As a writer, I often find myself falling victim to the “quote” move.
- I choose my article topic
- I search out “topic + quotes” on Google
- I find the most compelling, accurately-cited quote for my needs
- I select, copy, paste, and repeat
It’s easy peasy and, often, quotes are the most popular part of my article. This might lead me to question my worth as a writer, but I find consolation in the fact that someone needs to curate and package quotes.
Why are quotes so lovable?
Quotes are harvested, curated, and served up in Google with one main purpose: inspiration. Ayodeji Awosika, a Top Writer on Medium, recently wrote about the power of quotes, referring to them as “the swords that cut the Gordian knots of noise and reveal the essence of life we know deep down but tend to forget.”
Often, the life quotes we seek out are like fluffy little bunnies in the pet store window: cute, huggable, perfect for a moment, but totally ill-equipped to survive in the harsh wilderness of life.
So where are the ugly quotes? The quotes that, like vultures, soar above the popular searches on Pinterest and prey on the adorable yet short-lived bunnies left for dead on the road of life.
I’ll share a few of my favorite “ugly” quotes; quotes that have stuck with me in the darker moments of life, reminding me that life is not intended to be light and fluffy, but complicated, messy, and deeply meaningful.
The Beauty of our Personal Hells
“No tree, it is said, can grow to heaven unless its roots reach down to hell.” — Carl Jung
When I’m struggling through a particularly difficult trial, my mind turns to this quote from Carl Jung that speaks to the necessary duality of our life experience.
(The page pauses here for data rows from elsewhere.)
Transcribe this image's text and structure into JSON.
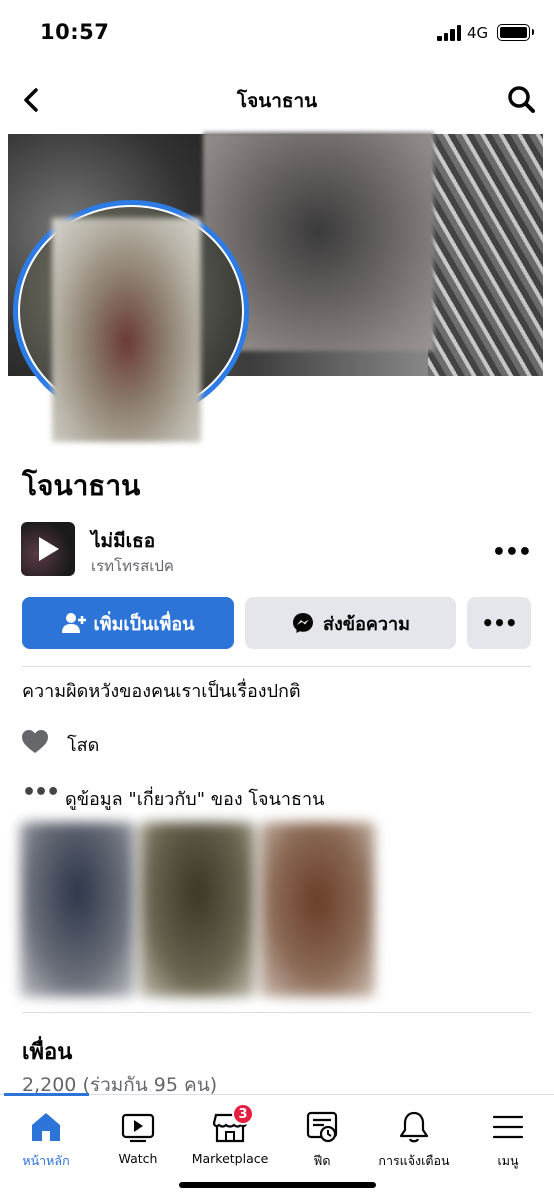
{
  "status_bar": {
    "time": "10:57",
    "network": "4G"
  },
  "nav": {
    "title": "โจนาธาน"
  },
  "profile": {
    "name": "โจนาธาน",
    "music_title": "ไม่มีเธอ",
    "music_artist": "เรทโทรสเปค",
    "bio": "ความผิดหวังของคนเราเป็นเรื่องปกติ",
    "relationship": "โสด",
    "about_link": "ดูข้อมูล \"เกี่ยวกับ\" ของ โจนาธาน"
  },
  "actions": {
    "add_friend": "เพิ่มเป็นเพื่อน",
    "message": "ส่งข้อความ",
    "more": "•••"
  },
  "friends": {
    "title": "เพื่อน",
    "count": "2,200",
    "mutual": " (ร่วมกัน 95 คน)"
  },
  "tabs": [
    {
      "label": "หน้าหลัก",
      "icon": "home-icon",
      "active": true
    },
    {
      "label": "Watch",
      "icon": "watch-icon"
    },
    {
      "label": "Marketplace",
      "icon": "marketplace-icon",
      "badge": "3"
    },
    {
      "label": "ฟีด",
      "icon": "feed-icon"
    },
    {
      "label": "การแจ้งเตือน",
      "icon": "bell-icon"
    },
    {
      "label": "เมนู",
      "icon": "menu-icon"
    }
  ],
  "colors": {
    "accent": "#2d74d8",
    "badge": "#e41e3f",
    "secondary_text": "#65676b"
  }
}
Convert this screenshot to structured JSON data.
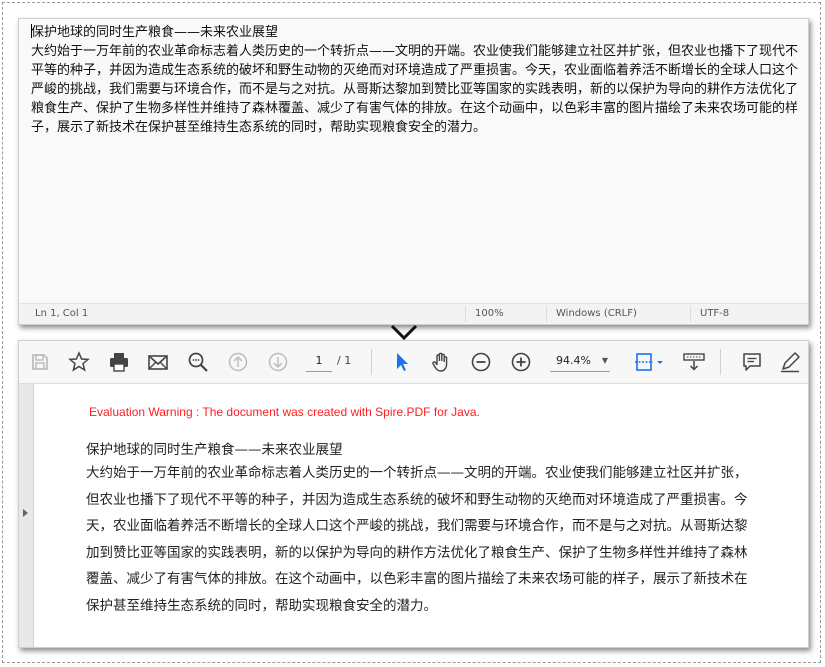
{
  "notepad": {
    "title_line": "保护地球的同时生产粮食——未来农业展望",
    "body": "大约始于一万年前的农业革命标志着人类历史的一个转折点——文明的开端。农业使我们能够建立社区并扩张，但农业也播下了现代不平等的种子，并因为造成生态系统的破坏和野生动物的灭绝而对环境造成了严重损害。今天，农业面临着养活不断增长的全球人口这个严峻的挑战，我们需要与环境合作，而不是与之对抗。从哥斯达黎加到赞比亚等国家的实践表明，新的以保护为导向的耕作方法优化了粮食生产、保护了生物多样性并维持了森林覆盖、减少了有害气体的排放。在这个动画中，以色彩丰富的图片描绘了未来农场可能的样子，展示了新技术在保护甚至维持生态系统的同时，帮助实现粮食安全的潜力。",
    "status": {
      "position": "Ln 1, Col 1",
      "zoom": "100%",
      "line_ending": "Windows (CRLF)",
      "encoding": "UTF-8"
    }
  },
  "reader": {
    "toolbar": {
      "page_current": "1",
      "page_total": "/ 1",
      "zoom": "94.4%"
    },
    "document": {
      "warning": "Evaluation Warning : The document was created with Spire.PDF for Java.",
      "title": "保护地球的同时生产粮食——未来农业展望",
      "body": "大约始于一万年前的农业革命标志着人类历史的一个转折点——文明的开端。农业使我们能够建立社区并扩张，但农业也播下了现代不平等的种子，并因为造成生态系统的破坏和野生动物的灭绝而对环境造成了严重损害。今天，农业面临着养活不断增长的全球人口这个严峻的挑战，我们需要与环境合作，而不是与之对抗。从哥斯达黎加到赞比亚等国家的实践表明，新的以保护为导向的耕作方法优化了粮食生产、保护了生物多样性并维持了森林覆盖、减少了有害气体的排放。在这个动画中，以色彩丰富的图片描绘了未来农场可能的样子，展示了新技术在保护甚至维持生态系统的同时，帮助实现粮食安全的潜力。"
    }
  },
  "colors": {
    "warning": "#ff1f1f",
    "accent": "#1a73e8"
  }
}
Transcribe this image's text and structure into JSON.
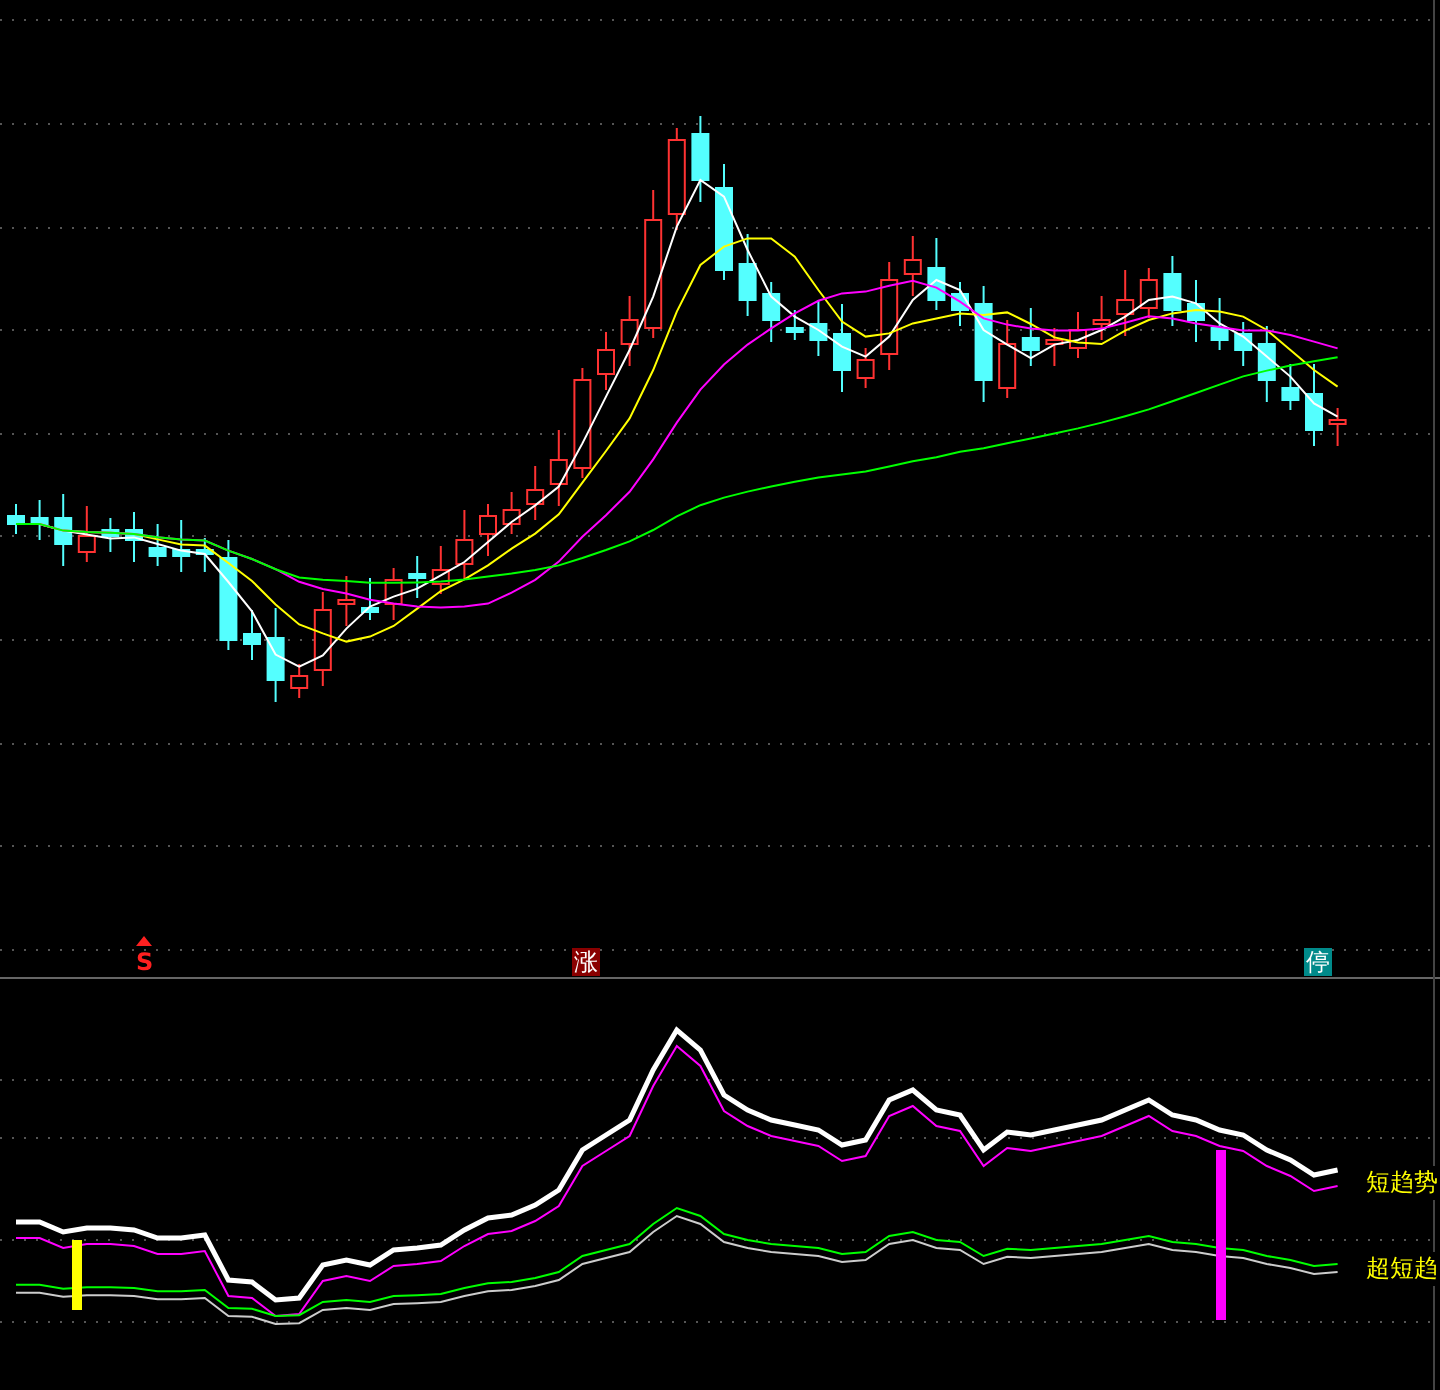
{
  "markers": [
    {
      "kind": "sell",
      "text": "S"
    },
    {
      "kind": "rise",
      "text": "涨"
    },
    {
      "kind": "halt",
      "text": "停"
    }
  ],
  "indicator_labels": [
    {
      "text": "短趋势"
    },
    {
      "text": "超短趋"
    }
  ]
}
I’m reminded that if I want to reach new heights of personal enlightenment, I must be willing to experience new depths of uncertainty, discomfort, and even sorrow.
The Realization that True Pain is True Gain
“No pain, no palm; no thorns, no throne; no gall, no glory; no cross, no crown.”― William Penn
I often look at my hardest personal trials as bullies of the soul. They’re the nasty parts of my day that show up uninvited, beat the crap out of me, take my lunch money and leave me feeling weak and violated.
I can try to fight against them (and I often do), however, this typically only leads to more intense beatings in the near future. Words such as those of William Penn remind me that there is purpose behind the pain and worth behind the wrestling.
The Divine Nature of a Difficult Path
“When life is hard, remember — we are not the first to ask, ‘Is there no other way?” — Jeffrey R. Holland
Being a devout Christian, I’m often faced with the seeming conundrum of an immortal, loving God who is overseeing a heart-wrenching mortal experience (more so for others than for myself).
Thankfully, I’m reminded that even humanity’s shining examples of enlightenment, God’s most beloved Son, once questioned if there wasn’t another way to get there.
Questioning my path is not a sin. In fact, it’s often the telltale sign that something significant is about to happen.
The Beauty of Not Having
“Most of the luxuries, and many of the so-called comforts of life are not only dispensable, but positive hindrances to the elevation of mankind.” — Henry David Thoreau
Two years ago, I was let go from a job that paid well over six figures. Since that time, our family has lived off of much, much less. One of the most poignant and frustrating lessons learned from this change in income bracket was that we didn’t need that much money. We didn’t need that much stuff. Heck, we hardly need any stuff at all.
This realization, as confirmed by Thoreau, was both liberating and infuriating. What had we done with all that extra money? I can’t tell you. What I can tell you is that once we again reach that income bracket, I’ll keep this quote close to my heart (and bank accounts).
The Impossibility of Perfection
“Be ye therefore perfect, even as your Father which is in heaven is perfect.” — Jesus Christ
As a chronic control-freak and horribly-imperfect perfectionist, these words from the Savior of mankind do more than grate on my soul… they shove it into the food processor of life and hit purée. It’s hard not to feel the burn, especially on days when I know I’ve fallen well short of my divine potential.
Thankfully, God’s compassion manages to reach me, even in my immeasurable depth of the deficiency. This life is about seeing and acting more like God in daily bite-sized installments.
As a wiser, more perfect Gospel scholar, Brad Wilcox, put it, “We are not earning heaven. We are learning heaven.”
These hard-to-read quotes have been faithful friends to me when I need an honest point-of-view. Like good friends, they don’t sugarcoat life but they do put it in perspective, a perspective that helps elevate my thinking.
I hope one or more of them might do the same for you.